Unfortunately, there is no known cure for OA. However, there are treatment methods available to relieve symptoms and minimize its impact. Overall, the goal is to minimize pain, swelling, and other related symptoms while also retaining and improving joint mobility. For many patients, this can be accomplished through combinations of the following:
- Exercise – While it may seem counterintuitive to increase motion in painful joints, exercise is one of the best ways to manage OA symptoms. Not only does physical fitness help maintain a healthy weight and ease added pressure on the joints, it can also help strengthen supporting muscles around them. Furthermore, some forms of exercise can also help improve flexibility and range-of-motion.
- Physical Therapy – Physical therapy (and occupational therapy) can be useful tool in the fight against OA by helping patients better understand beneficial exercises, providing home remedies to relieve pain, and teaching proper joint usage to minimize pain.
- Medication – Over-the-counter and prescription medications become a necessity for most OA patients in time. These can include nonsteroidal anti-inflammatory drugs (NSAIDs), corticosteroids, analgesics, and hyaluronic acid and are administered orally, topically, or by injection.

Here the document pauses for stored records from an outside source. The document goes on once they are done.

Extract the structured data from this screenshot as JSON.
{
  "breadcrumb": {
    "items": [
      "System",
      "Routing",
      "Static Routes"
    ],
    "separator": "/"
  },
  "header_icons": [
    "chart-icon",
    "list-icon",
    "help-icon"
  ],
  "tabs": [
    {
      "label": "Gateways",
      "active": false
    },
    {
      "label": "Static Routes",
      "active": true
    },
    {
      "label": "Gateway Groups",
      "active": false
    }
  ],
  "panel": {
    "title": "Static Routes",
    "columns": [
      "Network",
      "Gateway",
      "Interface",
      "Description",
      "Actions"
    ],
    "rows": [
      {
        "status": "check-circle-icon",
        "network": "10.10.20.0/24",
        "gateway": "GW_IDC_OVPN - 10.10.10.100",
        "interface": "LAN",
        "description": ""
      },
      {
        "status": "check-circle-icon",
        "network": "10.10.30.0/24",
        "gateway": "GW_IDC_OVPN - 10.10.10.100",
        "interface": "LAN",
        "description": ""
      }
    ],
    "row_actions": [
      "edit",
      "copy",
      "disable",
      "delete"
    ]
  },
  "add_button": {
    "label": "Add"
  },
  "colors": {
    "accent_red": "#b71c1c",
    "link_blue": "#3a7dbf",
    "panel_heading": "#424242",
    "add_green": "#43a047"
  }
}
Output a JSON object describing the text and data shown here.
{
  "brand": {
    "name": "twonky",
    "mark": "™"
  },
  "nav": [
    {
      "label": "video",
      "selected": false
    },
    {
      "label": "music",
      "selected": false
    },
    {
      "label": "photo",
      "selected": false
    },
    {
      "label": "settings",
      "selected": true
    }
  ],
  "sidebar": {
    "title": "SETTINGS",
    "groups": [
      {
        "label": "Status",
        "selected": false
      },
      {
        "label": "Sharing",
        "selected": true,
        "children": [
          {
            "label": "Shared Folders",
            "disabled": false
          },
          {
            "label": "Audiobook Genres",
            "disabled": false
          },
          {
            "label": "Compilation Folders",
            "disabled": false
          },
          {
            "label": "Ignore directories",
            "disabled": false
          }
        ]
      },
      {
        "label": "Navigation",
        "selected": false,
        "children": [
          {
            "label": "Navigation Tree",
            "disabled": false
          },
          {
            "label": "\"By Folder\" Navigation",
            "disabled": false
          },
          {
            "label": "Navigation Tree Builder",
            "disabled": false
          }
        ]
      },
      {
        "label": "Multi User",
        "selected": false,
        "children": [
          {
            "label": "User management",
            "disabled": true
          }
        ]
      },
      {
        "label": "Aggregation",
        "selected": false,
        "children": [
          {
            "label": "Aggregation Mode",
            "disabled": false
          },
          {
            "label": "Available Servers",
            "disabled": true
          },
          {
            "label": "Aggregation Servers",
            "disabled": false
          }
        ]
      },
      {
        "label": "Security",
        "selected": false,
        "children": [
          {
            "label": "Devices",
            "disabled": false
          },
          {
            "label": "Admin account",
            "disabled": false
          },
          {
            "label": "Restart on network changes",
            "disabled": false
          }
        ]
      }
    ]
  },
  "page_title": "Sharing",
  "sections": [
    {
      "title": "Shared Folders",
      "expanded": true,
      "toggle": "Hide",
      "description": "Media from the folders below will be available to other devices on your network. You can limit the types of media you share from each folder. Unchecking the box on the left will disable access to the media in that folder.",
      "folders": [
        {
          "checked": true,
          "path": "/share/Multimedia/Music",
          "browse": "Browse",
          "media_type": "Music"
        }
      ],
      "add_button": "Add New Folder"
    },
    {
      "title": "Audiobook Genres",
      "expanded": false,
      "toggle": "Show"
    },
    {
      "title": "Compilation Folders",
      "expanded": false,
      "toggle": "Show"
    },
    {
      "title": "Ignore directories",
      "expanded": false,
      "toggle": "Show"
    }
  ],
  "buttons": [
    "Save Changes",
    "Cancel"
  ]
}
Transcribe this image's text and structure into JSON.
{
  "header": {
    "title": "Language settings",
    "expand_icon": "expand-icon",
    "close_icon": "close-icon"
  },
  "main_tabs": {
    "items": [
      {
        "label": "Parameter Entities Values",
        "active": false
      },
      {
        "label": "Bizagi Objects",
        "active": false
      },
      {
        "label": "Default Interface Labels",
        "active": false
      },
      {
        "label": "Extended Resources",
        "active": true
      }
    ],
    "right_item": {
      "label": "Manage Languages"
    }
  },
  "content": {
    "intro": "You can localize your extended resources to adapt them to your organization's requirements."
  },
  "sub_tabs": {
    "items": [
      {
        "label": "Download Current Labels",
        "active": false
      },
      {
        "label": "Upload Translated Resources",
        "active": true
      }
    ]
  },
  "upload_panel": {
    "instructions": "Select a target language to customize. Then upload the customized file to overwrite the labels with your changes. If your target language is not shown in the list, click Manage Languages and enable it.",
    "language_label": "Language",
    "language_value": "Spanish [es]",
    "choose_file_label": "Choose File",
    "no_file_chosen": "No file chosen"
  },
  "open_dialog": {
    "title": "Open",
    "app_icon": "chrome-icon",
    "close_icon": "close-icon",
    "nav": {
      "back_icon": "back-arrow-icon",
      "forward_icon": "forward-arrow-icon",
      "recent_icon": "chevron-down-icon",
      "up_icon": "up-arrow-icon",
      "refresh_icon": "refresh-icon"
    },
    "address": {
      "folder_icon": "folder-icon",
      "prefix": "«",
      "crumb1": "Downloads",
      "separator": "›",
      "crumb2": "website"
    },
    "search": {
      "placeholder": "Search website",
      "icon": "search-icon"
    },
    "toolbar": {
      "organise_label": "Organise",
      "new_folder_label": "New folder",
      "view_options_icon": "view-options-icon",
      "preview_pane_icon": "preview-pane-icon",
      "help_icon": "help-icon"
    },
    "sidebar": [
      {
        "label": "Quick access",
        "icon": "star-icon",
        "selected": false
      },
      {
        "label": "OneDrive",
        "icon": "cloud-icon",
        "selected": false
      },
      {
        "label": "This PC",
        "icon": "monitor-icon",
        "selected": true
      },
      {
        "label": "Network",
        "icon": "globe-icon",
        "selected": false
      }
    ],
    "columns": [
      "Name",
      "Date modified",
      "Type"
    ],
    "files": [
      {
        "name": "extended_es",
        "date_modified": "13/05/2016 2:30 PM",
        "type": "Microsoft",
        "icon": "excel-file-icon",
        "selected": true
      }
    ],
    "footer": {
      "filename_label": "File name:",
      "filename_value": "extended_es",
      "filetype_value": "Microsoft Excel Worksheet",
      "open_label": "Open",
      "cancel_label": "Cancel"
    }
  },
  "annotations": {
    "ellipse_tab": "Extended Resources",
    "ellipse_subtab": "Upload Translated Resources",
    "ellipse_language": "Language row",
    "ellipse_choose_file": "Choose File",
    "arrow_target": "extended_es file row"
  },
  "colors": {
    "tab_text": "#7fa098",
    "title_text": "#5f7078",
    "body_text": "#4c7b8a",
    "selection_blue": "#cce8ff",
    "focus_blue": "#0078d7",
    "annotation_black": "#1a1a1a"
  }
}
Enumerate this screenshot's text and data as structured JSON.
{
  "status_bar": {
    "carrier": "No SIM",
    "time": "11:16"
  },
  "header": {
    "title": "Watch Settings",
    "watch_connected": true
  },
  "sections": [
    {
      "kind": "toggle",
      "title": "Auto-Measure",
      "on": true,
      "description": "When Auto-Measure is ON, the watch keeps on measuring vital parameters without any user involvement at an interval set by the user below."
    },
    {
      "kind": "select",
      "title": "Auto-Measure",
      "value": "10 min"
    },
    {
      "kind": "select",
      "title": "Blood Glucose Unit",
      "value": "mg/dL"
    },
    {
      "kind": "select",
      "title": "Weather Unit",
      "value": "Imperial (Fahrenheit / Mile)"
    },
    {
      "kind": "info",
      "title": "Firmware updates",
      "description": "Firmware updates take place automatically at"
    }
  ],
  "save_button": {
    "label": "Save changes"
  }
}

If you are suffering from symptoms of arthritis, it is important to see your physician earlier rather than later. The sooner you are able to reach a diagnosis, the better equipped you will be to address your condition. Together with your doctor, you can determine which treatments and therapies work best for you, and combine them in a way that maximizes your comfort level and eases the progression of the disease.